I first heard the name Manny Ramirez in the summer of 1991. L and I were living in Washington Heights, the neighbourhood near the upper tip of Manhattan. Manny was a senior at George Washington High School -- a mile or so from our apartment building.
Sara Rimer of the New York Times wrote a series of articles about the team -- including Ramirez, the team's third baseman. Even in high school, Manny's work ethic was second to none.
Manny was drafted by Cleveland and sent to the Kinston Indians (A+, Carolina League.) In 81 games, he hit .278/.375/.502, leading the team in slugging and OPS. (One of his teammates was Alan Embree.) I tried following Ramirez's minor league career, but in 1992, that was tough. I thought it would be neat if someone from our then-neighborhood made it to the major leagues. (We used to joke that we'd say we saw all Manny's games if he became a star.)
In 1993, Manny spent time in AA (89 games, .340/.416/.581), AAA (40 games, .317/.424/.690) and the major leagues (22 games, 9-for-53, .170/.200/.302). He made his debut on September 2, 1993 in Minnesota, going 0-for-4. His second game was the following night at Yankee Stadium. He was the DH, batting sixth. A huge group of friends from his neighbourhood were in the left field bleachers, waving Dominican Republic flags and having a huge party. He hit two home runs that night, one in the sixth and another in the eighth.
Ramirez quickly became a star in Cleveland -- an indispensable part of the great Spider teams of the mid-90s. When Manny was eligible for free agency, at the peak of his prime, after the 2000 season, Red Sox GM Dan Duquette signed him to an eight-year deal. And a lot of Dominican men in our neighbourhood went out and bought new "B" caps.
The Red Sox began the 2001 season in Baltimore and returned for the Fenway opener on Friday, April 6. My book on the 1918 team was out that spring and by chance I was in Boston to do an early-morning television interview. I didn't have a ticket to the game, but headed over to the park anyway and ended up having lunch in a pub on Landsdowne Street.
Manny's first at-bat in Fenway Park as a member of the Red Sox came in the bottom of the first inning. Already trailing Tampa Bay 3-0, Boston had two on and one out, when Manny drilled Ryan Rupe's first pitch over the left field wall for a three-run homer! Fenway erupted, the pub erupted, and Boston's love affair with Manny Ramirez was sealed. Boston won the game 11-4. Tim Wakefield and Jason Varitek were the Boston battery that day -- the only two players to have been around for the entire Manny Ramirez Era.

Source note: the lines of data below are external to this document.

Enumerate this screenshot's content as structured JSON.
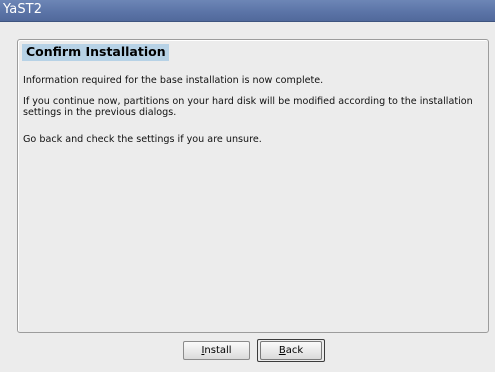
{
  "window": {
    "title": "YaST2"
  },
  "dialog": {
    "heading": "Confirm Installation",
    "paragraphs": [
      "Information required for the base installation is now complete.",
      "If you continue now, partitions on your hard disk will be modified according to the installation settings in the previous dialogs.",
      "Go back and check the settings if you are unsure."
    ]
  },
  "buttons": {
    "install": {
      "mnemonic": "I",
      "rest": "nstall"
    },
    "back": {
      "mnemonic": "B",
      "rest": "ack",
      "is_default": true
    }
  },
  "colors": {
    "titlebar": "#5a73a6",
    "heading_highlight": "#b7d2e6",
    "background": "#ececec"
  }
}
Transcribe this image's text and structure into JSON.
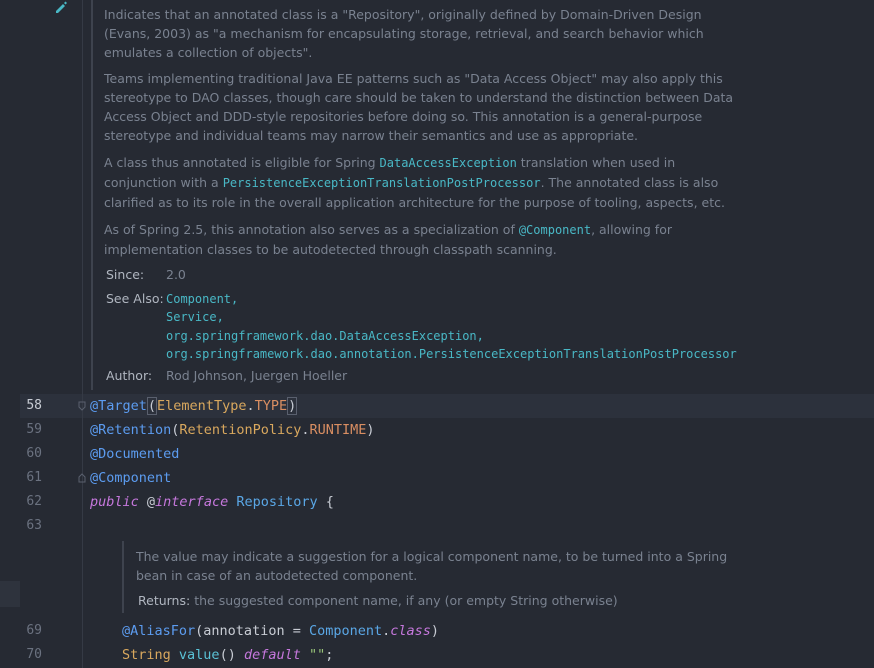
{
  "doc_main": {
    "p1": "Indicates that an annotated class is a \"Repository\", originally defined by Domain-Driven Design (Evans, 2003) as \"a mechanism for encapsulating storage, retrieval, and search behavior which emulates a collection of objects\".",
    "p2": "Teams implementing traditional Java EE patterns such as \"Data Access Object\" may also apply this stereotype to DAO classes, though care should be taken to understand the distinction between Data Access Object and DDD-style repositories before doing so. This annotation is a general-purpose stereotype and individual teams may narrow their semantics and use as appropriate.",
    "p3_a": "A class thus annotated is eligible for Spring ",
    "p3_code1": "DataAccessException",
    "p3_b": " translation when used in conjunction with a ",
    "p3_code2": "PersistenceExceptionTranslationPostProcessor",
    "p3_c": ". The annotated class is also clarified as to its role in the overall application architecture for the purpose of tooling, aspects, etc.",
    "p4_a": "As of Spring 2.5, this annotation also serves as a specialization of ",
    "p4_code": "@Component",
    "p4_b": ", allowing for implementation classes to be autodetected through classpath scanning.",
    "since_label": "Since:",
    "since_value": "2.0",
    "see_also_label": "See Also:",
    "see_also": [
      "Component,",
      "Service,",
      "org.springframework.dao.DataAccessException,",
      "org.springframework.dao.annotation.PersistenceExceptionTranslationPostProcessor"
    ],
    "author_label": "Author:",
    "author_value": "Rod Johnson, Juergen Hoeller"
  },
  "line_numbers": [
    "58",
    "59",
    "60",
    "61",
    "62",
    "63",
    "69",
    "70"
  ],
  "code": {
    "l58_ann": "@Target",
    "l58_open": "(",
    "l58_cls": "ElementType",
    "l58_dot": ".",
    "l58_const": "TYPE",
    "l58_close": ")",
    "l59_ann": "@Retention",
    "l59_open": "(",
    "l59_cls": "RetentionPolicy",
    "l59_dot": ".",
    "l59_const": "RUNTIME",
    "l59_close": ")",
    "l60_ann": "@Documented",
    "l61_ann": "@Component",
    "l62_kw": "public",
    "l62_at": " @",
    "l62_iface_kw": "interface",
    "l62_name": "Repository",
    "l62_brace": " {",
    "l69_ann": "@AliasFor",
    "l69_open": "(",
    "l69_param": "annotation = ",
    "l69_cls": "Component",
    "l69_dot": ".",
    "l69_kw": "class",
    "l69_close": ")",
    "l70_type": "String",
    "l70_fn": "value",
    "l70_paren": "() ",
    "l70_kw": "default",
    "l70_str": "\"\"",
    "l70_semi": ";"
  },
  "doc_value": {
    "p1": "The value may indicate a suggestion for a logical component name, to be turned into a Spring bean in case of an autodetected component.",
    "returns_label": "Returns:",
    "returns_value": "the suggested component name, if any (or empty String otherwise)"
  },
  "colors": {
    "background": "#262a33",
    "annotation": "#5c9cf0",
    "keyword": "#c678dd",
    "class": "#d9a85e",
    "constant": "#d98e62",
    "doc_text": "#7a8290",
    "doc_code": "#49b8c6"
  },
  "icons": {
    "edit": "pencil-icon",
    "fold": "fold-icon"
  }
}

Ramirez was Boston's DH for the team's first 54 games in 2001 before making his debut in left field. Trot Nixon was the team's right fielder, so Manny had to learn a new position. He alternated between LF and DH in 2001 and 2002 (even playing seven games in RF in 2002) before becoming primarily a left fielder in 2003.
His career has been astounding. For eight years -- 1998 to 2005 -- Ramirez finished in the Top 10 in the AL MVP voting. He batted higher than .325 five times in seven years (1997-2003), hitting a career-best .351 in 2000 and winning the AL batting title two years later with a .349 mark with the Red Sox. There are only seven players in baseball history with 1,500 RBI, 1,000 walks, 2,000 hits, 450 doubles, 500 home runs and a lifetime .300 average: Hank Aaron, Babe Ruth, Willie Mays, Ted Williams, Mel Ott, Frank Thomas and Manny Ramirez.
Maybe one day we'll have a better grasp on what happened over the last month, as Manny's public attitude about being a Red Sock changed so dramatically. Maybe it will be forever clouded, a mystery of how everything spiraled out of control so quickly ... Either way, he's gone.
When I think back on Manny Ramirez Era, I will think of nothing but the prettiest swing I've ever seen, the no-doubt bombs and the Mummy, the Camden high-five, the bare-handed grabs off the Wall and perfect throws to the infield, the ropes to right-center, the Cairo catch and double point, the quotes, hugs, fist bumps -- the sheer joy he was unafraid to show while playing the game he loved. And the two (two!!) World Series titles.
Despite his imperfections, there are few players I have enjoyed watch play baseball more than Manny Ramirez. He is one of the truly unique characters in the game's history. How many seasons does Manny have left? Will he move on from Los Angeles once this season ends? We'll have to wait and see. As the man said, you make your own destination.
All I can say is: "Thank you, Manny! I hope you can be as happy in your life as I have been watching you play baseball for the last eight years!"